Article Date: 6/1/2014

Dry Eye Dx and Tx
Dry Eye Dx and Tx

A New Algorithm for Diagnosing Severe Dry Eye

BY KATHERINE M. MASTROTA, MS, OD, FAAO

Clinicians engaged in dry eye diagnosis and management are often frustrated by the inconsistent and incongruous signs and symptoms of dry eye disease. The Odissey European Consensus Group, comprised of international dry eye experts, convened to establish a consensus-based, simplified, two-step algorithm for diagnosing severe dry eye disease, even in the event of discordance between signs and symptoms (Baudouin et al, 2014).

The Odissey algorithm differs from the Delphi panel (Behrens et al, 2006) and Dry Eye WorkShop (DEWS) graded schemata (DEWS Report, 2007) that rank dry eye disease severity by simultaneous exacerbation of signs and symptoms and that require both severe signs and significant symptoms before the disease is considered “severe.”

The New Algorithm

The first step of the Odissey algorithm evaluates the minimum number of fundamental criteria required for severe dry eye disease diagnosis. Interestingly, the panel suggested that just two criteria, a symptomatic assessment (via Ocular Surface Disease Index [OSDI], score ≥33) and an evaluation of ocular surface damage by corneal fluorescein staining (CFS, Oxford Scheme ≥3), would be sufficient to adequately evaluate dry eye severity for the majority of patients. Any patient who meets these two primary criteria is diagnosed as having severe dry eye.

If there is discordance between the primary criteria—that is, when OSDI and CFS severity scoring are not in agreement—then additional dry eye markers are considered. The eight determinant criteria for dry eye disease severity that Odissey includes are:

• Conjunctival staining (graded as severe)

• Schirmer’s test (<3mm)

• Impaired visual function (positive)

• Filamentary keratitis (positive)

• Tear hyperosmolarity (>328mOsm/L)

• Impression cytology ≥ Grade 3 Nelson Scale

• Blepharospasm (positive)

• Meibomian gland disease (strong positive)

The presence of just one of the above clinical criteria in addition to an OSDI score ≥33 or CFS ≥3 is accepted as a diagnosis of severe dry eye disease in the Odissey paradigm.

Future Impact

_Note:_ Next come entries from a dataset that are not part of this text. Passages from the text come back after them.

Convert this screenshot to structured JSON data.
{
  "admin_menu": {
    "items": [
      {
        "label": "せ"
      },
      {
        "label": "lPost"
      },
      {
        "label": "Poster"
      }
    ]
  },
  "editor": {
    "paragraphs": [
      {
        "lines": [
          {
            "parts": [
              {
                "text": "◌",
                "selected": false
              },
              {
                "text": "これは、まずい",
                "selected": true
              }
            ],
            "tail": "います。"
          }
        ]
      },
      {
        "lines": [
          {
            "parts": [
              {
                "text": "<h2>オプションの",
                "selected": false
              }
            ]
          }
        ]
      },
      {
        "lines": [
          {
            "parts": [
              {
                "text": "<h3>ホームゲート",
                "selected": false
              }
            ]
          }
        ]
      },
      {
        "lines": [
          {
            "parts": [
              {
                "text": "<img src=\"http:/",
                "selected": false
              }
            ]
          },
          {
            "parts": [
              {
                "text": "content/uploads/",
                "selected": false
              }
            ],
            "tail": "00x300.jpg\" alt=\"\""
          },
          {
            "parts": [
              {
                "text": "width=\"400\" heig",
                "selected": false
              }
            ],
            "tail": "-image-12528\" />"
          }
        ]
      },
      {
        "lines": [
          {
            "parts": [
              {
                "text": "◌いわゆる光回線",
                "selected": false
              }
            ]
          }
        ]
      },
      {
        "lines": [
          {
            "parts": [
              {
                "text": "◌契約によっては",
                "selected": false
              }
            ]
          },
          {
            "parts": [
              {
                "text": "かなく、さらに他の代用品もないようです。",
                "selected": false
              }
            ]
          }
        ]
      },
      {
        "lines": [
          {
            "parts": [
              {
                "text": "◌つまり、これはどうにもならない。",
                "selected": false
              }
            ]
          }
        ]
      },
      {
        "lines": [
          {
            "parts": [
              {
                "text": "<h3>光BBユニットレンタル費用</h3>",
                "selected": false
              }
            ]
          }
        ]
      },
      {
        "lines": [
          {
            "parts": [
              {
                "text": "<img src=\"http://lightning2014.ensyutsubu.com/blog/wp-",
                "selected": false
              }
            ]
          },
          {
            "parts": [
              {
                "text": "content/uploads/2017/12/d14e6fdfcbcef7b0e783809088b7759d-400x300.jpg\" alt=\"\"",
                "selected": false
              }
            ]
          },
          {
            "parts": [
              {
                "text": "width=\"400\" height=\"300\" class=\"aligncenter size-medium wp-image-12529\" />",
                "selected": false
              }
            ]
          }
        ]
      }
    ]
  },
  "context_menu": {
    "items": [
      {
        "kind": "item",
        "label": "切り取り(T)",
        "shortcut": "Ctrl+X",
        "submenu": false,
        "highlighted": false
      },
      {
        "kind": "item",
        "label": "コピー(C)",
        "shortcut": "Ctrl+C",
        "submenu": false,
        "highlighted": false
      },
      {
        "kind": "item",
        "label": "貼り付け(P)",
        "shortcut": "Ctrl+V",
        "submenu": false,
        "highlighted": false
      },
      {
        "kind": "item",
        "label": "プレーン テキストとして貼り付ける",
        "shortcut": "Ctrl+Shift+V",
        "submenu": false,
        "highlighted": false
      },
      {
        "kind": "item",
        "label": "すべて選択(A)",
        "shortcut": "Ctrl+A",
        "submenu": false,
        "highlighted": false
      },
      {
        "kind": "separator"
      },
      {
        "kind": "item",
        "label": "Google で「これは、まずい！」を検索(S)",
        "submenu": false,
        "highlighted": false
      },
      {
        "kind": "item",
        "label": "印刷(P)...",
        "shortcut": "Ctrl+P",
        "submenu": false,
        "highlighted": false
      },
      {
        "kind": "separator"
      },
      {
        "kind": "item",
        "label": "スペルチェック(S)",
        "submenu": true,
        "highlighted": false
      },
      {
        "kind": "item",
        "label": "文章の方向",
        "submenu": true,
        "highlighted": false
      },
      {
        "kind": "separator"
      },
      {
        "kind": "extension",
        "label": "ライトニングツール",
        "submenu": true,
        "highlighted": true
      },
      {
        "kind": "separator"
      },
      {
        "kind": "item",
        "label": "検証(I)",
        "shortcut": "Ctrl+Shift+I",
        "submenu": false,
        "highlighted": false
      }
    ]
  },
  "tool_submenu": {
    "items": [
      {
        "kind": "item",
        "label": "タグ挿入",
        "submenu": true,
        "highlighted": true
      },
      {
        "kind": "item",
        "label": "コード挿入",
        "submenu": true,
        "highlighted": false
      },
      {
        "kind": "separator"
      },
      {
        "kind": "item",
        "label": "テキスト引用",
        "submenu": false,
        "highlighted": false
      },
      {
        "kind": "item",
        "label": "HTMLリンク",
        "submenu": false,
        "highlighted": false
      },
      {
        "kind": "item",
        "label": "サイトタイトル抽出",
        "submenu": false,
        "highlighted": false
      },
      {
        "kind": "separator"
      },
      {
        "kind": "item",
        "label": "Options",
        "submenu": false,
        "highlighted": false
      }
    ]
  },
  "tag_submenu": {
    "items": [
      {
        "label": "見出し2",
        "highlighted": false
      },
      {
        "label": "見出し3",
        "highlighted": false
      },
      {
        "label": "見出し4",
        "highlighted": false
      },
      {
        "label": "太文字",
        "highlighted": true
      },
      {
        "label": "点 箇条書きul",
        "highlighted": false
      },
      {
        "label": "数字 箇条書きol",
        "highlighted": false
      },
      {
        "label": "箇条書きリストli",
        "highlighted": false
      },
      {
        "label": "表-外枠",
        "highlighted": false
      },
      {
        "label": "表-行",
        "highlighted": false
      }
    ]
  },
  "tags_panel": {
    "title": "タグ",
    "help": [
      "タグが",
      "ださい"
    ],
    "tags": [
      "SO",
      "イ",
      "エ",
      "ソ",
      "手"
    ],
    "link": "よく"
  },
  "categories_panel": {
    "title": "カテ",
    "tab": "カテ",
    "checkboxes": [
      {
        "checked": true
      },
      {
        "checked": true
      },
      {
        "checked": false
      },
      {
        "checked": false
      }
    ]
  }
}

Although the Odissey method for establishing severe dry eye disease may seem simplistic, it is an important, patient-tailored attempt to facilitate the assessment of ocular surface damage and the characterization of disease severity. To date, dry eye lacks a reliable tool to identify severe disease because methods are poorly standardized, non-correlation between severity and clinical disease markers is common, and the nature of individual variability in symptomatology and disease signs may be confounding.

The Odissey group hopes that, once validated, this new algorithm may be useful in clinical trials as it can better define trial outcomes, accelerating the clinical development of new dry eye treatments. The full article text is available at http://bjo.bmj.com/content/early/2014/03/13/bjophthalmol-2013-304619.long. CLS

For references, please visit www.clspectrum.com/references and click on document #223.


Dr. Mastrota is secretary of the Anterior Segment Section of the American Academy of Optometry. She is a consultant or advisor to Allergan, B+L, BioTissue, Nicox, and OcuSoft and is a stock shareholder of TearLab Corporation. Contact her at katherinemastrota@msn.com.



Contact Lens Spectrum, Volume: 29 , Issue: June 2014, page(s): 20